Dataset rows for apps and sites:
BEGIN

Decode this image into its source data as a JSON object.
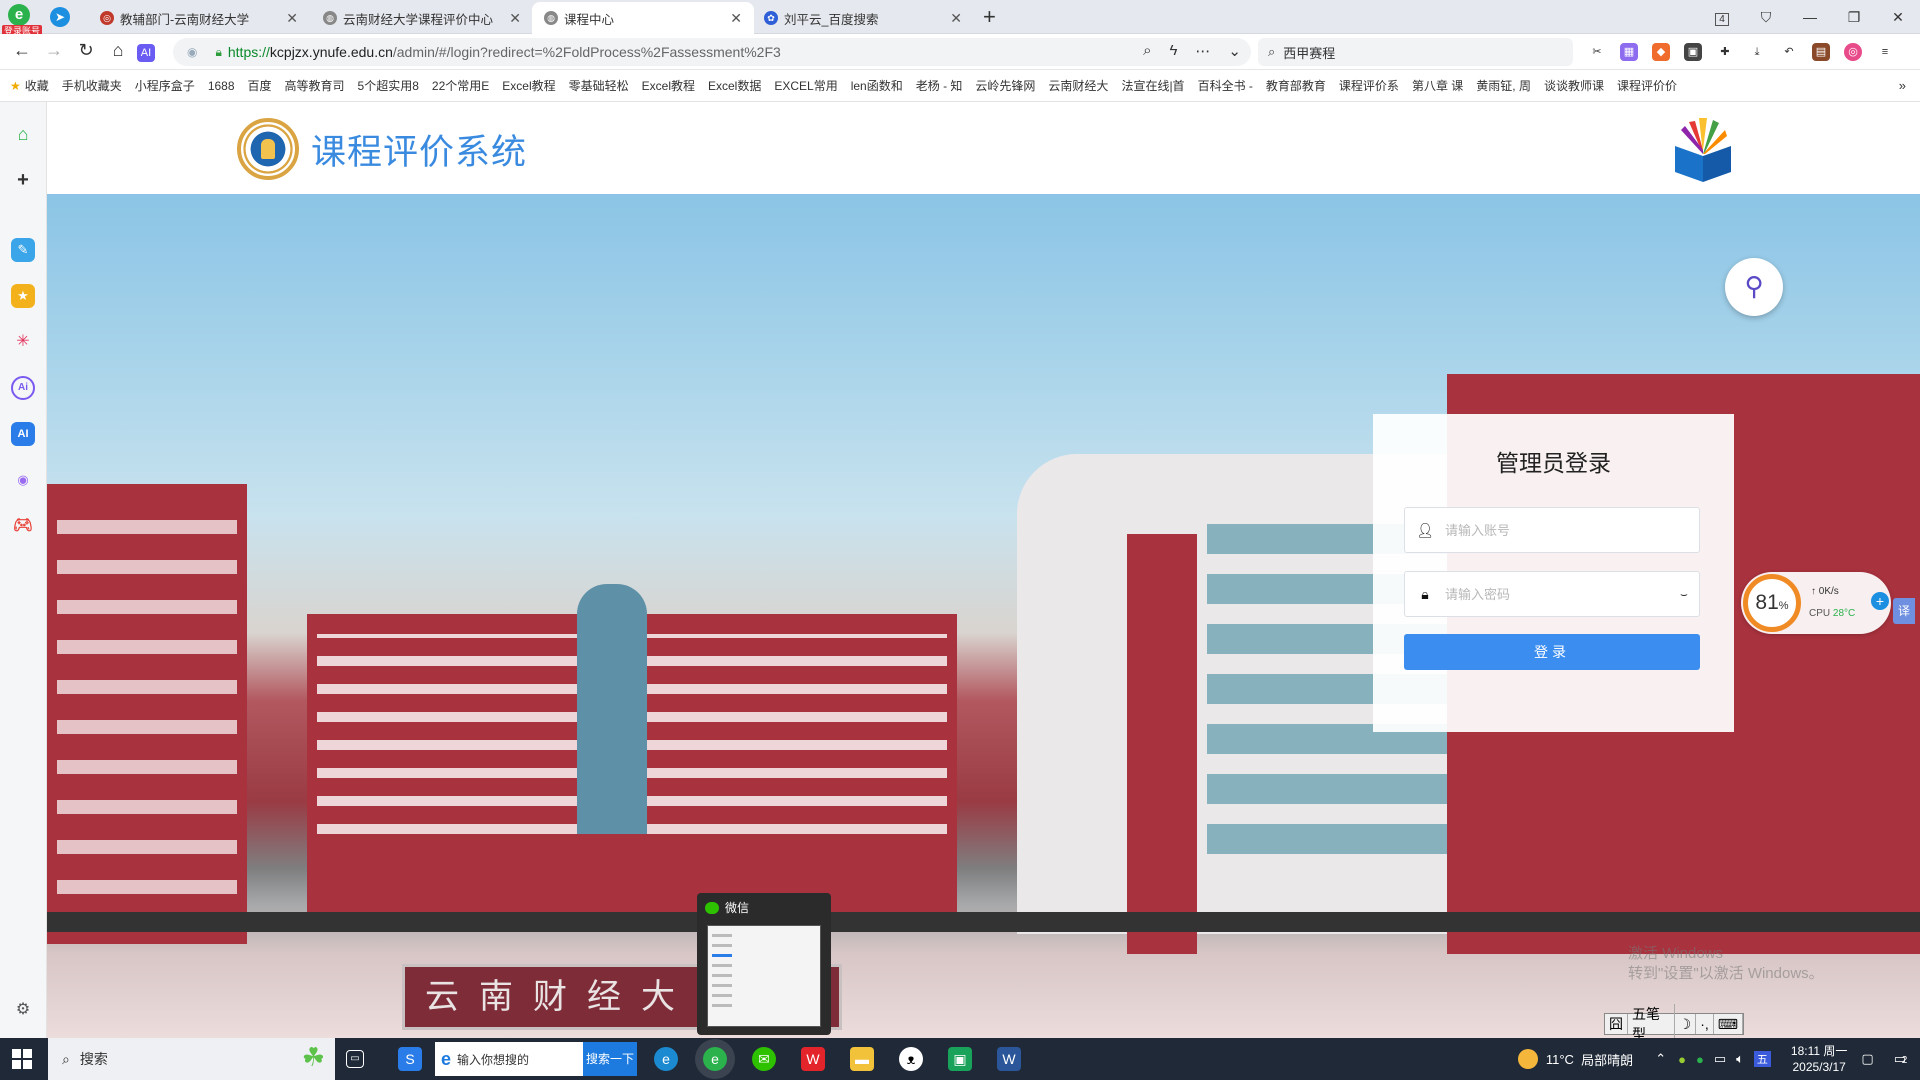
{
  "browser": {
    "account_badge": "登录账号",
    "tabs": [
      {
        "title": "教辅部门-云南财经大学",
        "active": false,
        "favicon": "university-icon"
      },
      {
        "title": "云南财经大学课程评价中心",
        "active": false,
        "favicon": "globe-icon"
      },
      {
        "title": "课程中心",
        "active": true,
        "favicon": "globe-icon"
      },
      {
        "title": "刘平云_百度搜索",
        "active": false,
        "favicon": "baidu-paw-icon"
      }
    ],
    "tab_counter": "4",
    "address": {
      "scheme": "https://",
      "host": "kcpjzx.ynufe.edu.cn",
      "path": "/admin/#/login?redirect=%2FoldProcess%2Fassessment%2F3"
    },
    "search_value": "西甲赛程"
  },
  "bookmarks": [
    "收藏",
    "手机收藏夹",
    "小程序盒子",
    "1688",
    "百度",
    "高等教育司",
    "5个超实用8",
    "22个常用E",
    "Excel教程",
    "零基础轻松",
    "Excel教程",
    "Excel数据",
    "EXCEL常用",
    "len函数和",
    "老杨 - 知",
    "云岭先锋网",
    "云南财经大",
    "法宣在线|首",
    "百科全书 - ",
    "教育部教育",
    "课程评价系",
    "第八章 课",
    "黄雨钲, 周",
    "谈谈教师课",
    "课程评价价"
  ],
  "site": {
    "title": "课程评价系统",
    "sign_text": "云南财经大学"
  },
  "login": {
    "heading": "管理员登录",
    "account_placeholder": "请输入账号",
    "password_placeholder": "请输入密码",
    "submit_label": "登录"
  },
  "monitor": {
    "cpu_percent": "81",
    "percent_sign": "%",
    "net_speed": "0K/s",
    "cpu_label": "CPU",
    "cpu_temp": "28°C",
    "translate_label": "译"
  },
  "wechat_popup": {
    "title": "微信"
  },
  "watermark": {
    "line1": "激活 Windows",
    "line2": "转到\"设置\"以激活 Windows。"
  },
  "ime": {
    "mode": "五笔型"
  },
  "taskbar": {
    "search_label": "搜索",
    "ie_placeholder": "输入你想搜的",
    "ie_button": "搜索一下",
    "weather_temp": "11°C",
    "weather_desc": "局部晴朗",
    "time": "18:11 周一",
    "date": "2025/3/17",
    "notif_count": "2"
  },
  "colors": {
    "accent": "#3b8ef0",
    "site_title": "#3a8be0",
    "taskbar": "#1f2937"
  }
}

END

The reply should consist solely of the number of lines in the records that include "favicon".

**Response:** 4